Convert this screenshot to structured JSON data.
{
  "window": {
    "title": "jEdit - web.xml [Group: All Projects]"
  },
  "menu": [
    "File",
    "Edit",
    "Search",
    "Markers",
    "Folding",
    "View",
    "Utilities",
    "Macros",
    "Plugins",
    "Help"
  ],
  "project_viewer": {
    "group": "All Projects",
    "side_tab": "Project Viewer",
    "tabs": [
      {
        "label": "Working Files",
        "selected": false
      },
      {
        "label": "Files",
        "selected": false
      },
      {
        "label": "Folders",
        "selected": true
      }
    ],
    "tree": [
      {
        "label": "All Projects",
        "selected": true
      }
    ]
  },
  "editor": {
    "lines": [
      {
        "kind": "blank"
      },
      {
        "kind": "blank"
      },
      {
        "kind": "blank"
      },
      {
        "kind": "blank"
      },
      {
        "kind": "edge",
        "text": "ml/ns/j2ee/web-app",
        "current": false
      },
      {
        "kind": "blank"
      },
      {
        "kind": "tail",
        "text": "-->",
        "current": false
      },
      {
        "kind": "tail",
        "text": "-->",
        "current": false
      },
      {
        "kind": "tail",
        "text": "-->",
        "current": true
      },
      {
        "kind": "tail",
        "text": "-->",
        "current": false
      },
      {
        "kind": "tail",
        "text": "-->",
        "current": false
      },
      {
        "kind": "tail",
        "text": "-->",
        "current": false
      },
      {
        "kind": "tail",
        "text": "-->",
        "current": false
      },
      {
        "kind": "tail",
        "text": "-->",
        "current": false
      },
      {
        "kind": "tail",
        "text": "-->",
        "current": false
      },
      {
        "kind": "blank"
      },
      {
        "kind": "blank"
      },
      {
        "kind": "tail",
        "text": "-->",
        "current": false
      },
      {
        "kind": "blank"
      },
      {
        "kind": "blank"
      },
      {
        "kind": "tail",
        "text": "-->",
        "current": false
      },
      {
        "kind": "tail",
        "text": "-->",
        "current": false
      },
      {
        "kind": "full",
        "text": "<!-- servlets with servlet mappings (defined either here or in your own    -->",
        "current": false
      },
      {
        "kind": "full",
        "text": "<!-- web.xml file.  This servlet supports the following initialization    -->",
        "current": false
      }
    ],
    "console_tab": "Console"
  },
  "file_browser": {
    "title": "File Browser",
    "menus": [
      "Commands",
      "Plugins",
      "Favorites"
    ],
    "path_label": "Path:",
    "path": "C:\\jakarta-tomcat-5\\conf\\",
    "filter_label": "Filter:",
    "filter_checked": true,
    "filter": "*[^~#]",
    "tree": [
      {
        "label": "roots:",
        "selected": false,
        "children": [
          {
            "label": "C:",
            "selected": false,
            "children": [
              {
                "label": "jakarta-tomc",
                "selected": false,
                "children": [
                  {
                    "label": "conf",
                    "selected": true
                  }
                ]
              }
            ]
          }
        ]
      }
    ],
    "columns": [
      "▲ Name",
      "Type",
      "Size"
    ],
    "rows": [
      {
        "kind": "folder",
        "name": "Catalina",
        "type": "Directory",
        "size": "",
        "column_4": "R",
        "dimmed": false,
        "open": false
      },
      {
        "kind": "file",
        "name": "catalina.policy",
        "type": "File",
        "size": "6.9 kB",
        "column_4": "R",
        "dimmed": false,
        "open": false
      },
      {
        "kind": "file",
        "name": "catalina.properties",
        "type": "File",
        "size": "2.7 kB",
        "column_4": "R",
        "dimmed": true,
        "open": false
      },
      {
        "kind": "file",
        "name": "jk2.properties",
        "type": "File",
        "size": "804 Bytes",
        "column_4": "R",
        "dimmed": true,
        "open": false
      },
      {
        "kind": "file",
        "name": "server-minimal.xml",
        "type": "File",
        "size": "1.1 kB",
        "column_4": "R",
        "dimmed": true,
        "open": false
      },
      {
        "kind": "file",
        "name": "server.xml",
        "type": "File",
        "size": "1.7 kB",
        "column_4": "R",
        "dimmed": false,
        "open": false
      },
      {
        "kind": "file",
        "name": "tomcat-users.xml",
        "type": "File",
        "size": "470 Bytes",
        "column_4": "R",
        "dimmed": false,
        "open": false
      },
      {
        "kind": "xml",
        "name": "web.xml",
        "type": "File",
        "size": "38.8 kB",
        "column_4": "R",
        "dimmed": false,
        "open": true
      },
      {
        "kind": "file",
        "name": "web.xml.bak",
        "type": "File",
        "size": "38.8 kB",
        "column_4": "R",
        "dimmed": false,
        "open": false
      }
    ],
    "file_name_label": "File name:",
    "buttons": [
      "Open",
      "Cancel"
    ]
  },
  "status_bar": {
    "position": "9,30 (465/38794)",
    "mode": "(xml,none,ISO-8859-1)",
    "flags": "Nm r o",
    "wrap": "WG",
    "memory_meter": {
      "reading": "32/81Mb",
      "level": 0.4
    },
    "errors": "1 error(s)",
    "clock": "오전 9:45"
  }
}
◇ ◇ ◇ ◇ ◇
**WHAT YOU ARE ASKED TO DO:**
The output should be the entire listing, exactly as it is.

**RESULT:**
Convert this screenshot to structured JSON data.
{
  "window": {
    "title": "jEdit - web.xml [Group: All Projects]"
  },
  "menu": [
    "File",
    "Edit",
    "Search",
    "Markers",
    "Folding",
    "View",
    "Utilities",
    "Macros",
    "Plugins",
    "Help"
  ],
  "project_viewer": {
    "group": "All Projects",
    "side_tab": "Project Viewer",
    "tabs": [
      {
        "label": "Working Files",
        "selected": false
      },
      {
        "label": "Files",
        "selected": false
      },
      {
        "label": "Folders",
        "selected": true
      }
    ],
    "tree": [
      {
        "label": "All Projects",
        "selected": true
      }
    ]
  },
  "editor": {
    "lines": [
      {
        "kind": "blank"
      },
      {
        "kind": "blank"
      },
      {
        "kind": "blank"
      },
      {
        "kind": "blank"
      },
      {
        "kind": "edge",
        "text": "ml/ns/j2ee/web-app",
        "current": false
      },
      {
        "kind": "blank"
      },
      {
        "kind": "tail",
        "text": "-->",
        "current": false
      },
      {
        "kind": "tail",
        "text": "-->",
        "current": false
      },
      {
        "kind": "tail",
        "text": "-->",
        "current": true
      },
      {
        "kind": "tail",
        "text": "-->",
        "current": false
      },
      {
        "kind": "tail",
        "text": "-->",
        "current": false
      },
      {
        "kind": "tail",
        "text": "-->",
        "current": false
      },
      {
        "kind": "tail",
        "text": "-->",
        "current": false
      },
      {
        "kind": "tail",
        "text": "-->",
        "current": false
      },
      {
        "kind": "tail",
        "text": "-->",
        "current": false
      },
      {
        "kind": "blank"
      },
      {
        "kind": "blank"
      },
      {
        "kind": "tail",
        "text": "-->",
        "current": false
      },
      {
        "kind": "blank"
      },
      {
        "kind": "blank"
      },
      {
        "kind": "tail",
        "text": "-->",
        "current": false
      },
      {
        "kind": "tail",
        "text": "-->",
        "current": false
      },
      {
        "kind": "full",
        "text": "<!-- servlets with servlet mappings (defined either here or in your own    -->",
        "current": false
      },
      {
        "kind": "full",
        "text": "<!-- web.xml file.  This servlet supports the following initialization    -->",
        "current": false
      }
    ],
    "console_tab": "Console"
  },
  "file_browser": {
    "title": "File Browser",
    "menus": [
      "Commands",
      "Plugins",
      "Favorites"
    ],
    "path_label": "Path:",
    "path": "C:\\jakarta-tomcat-5\\conf\\",
    "filter_label": "Filter:",
    "filter_checked": true,
    "filter": "*[^~#]",
    "tree": [
      {
        "label": "roots:",
        "selected": false,
        "children": [
          {
            "label": "C:",
            "selected": false,
            "children": [
              {
                "label": "jakarta-tomc",
                "selected": false,
                "children": [
                  {
                    "label": "conf",
                    "selected": true
                  }
                ]
              }
            ]
          }
        ]
      }
    ],
    "columns": [
      "▲ Name",
      "Type",
      "Size"
    ],
    "rows": [
      {
        "kind": "folder",
        "name": "Catalina",
        "type": "Directory",
        "size": "",
        "column_4": "R",
        "dimmed": false,
        "open": false
      },
      {
        "kind": "file",
        "name": "catalina.policy",
        "type": "File",
        "size": "6.9 kB",
        "column_4": "R",
        "dimmed": false,
        "open": false
      },
      {
        "kind": "file",
        "name": "catalina.properties",
        "type": "File",
        "size": "2.7 kB",
        "column_4": "R",
        "dimmed": true,
        "open": false
      },
      {
        "kind": "file",
        "name": "jk2.properties",
        "type": "File",
        "size": "804 Bytes",
        "column_4": "R",
        "dimmed": true,
        "open": false
      },
      {
        "kind": "file",
        "name": "server-minimal.xml",
        "type": "File",
        "size": "1.1 kB",
        "column_4": "R",
        "dimmed": true,
        "open": false
      },
      {
        "kind": "file",
        "name": "server.xml",
        "type": "File",
        "size": "1.7 kB",
        "column_4": "R",
        "dimmed": false,
        "open": false
      },
      {
        "kind": "file",
        "name": "tomcat-users.xml",
        "type": "File",
        "size": "470 Bytes",
        "column_4": "R",
        "dimmed": false,
        "open": false
      },
      {
        "kind": "xml",
        "name": "web.xml",
        "type": "File",
        "size": "38.8 kB",
        "column_4": "R",
        "dimmed": false,
        "open": true
      },
      {
        "kind": "file",
        "name": "web.xml.bak",
        "type": "File",
        "size": "38.8 kB",
        "column_4": "R",
        "dimmed": false,
        "open": false
      }
    ],
    "file_name_label": "File name:",
    "buttons": [
      "Open",
      "Cancel"
    ]
  },
  "status_bar": {
    "position": "9,30 (465/38794)",
    "mode": "(xml,none,ISO-8859-1)",
    "flags": "Nm r o",
    "wrap": "WG",
    "memory_meter": {
      "reading": "32/81Mb",
      "level": 0.4
    },
    "errors": "1 error(s)",
    "clock": "오전 9:45"
  }
}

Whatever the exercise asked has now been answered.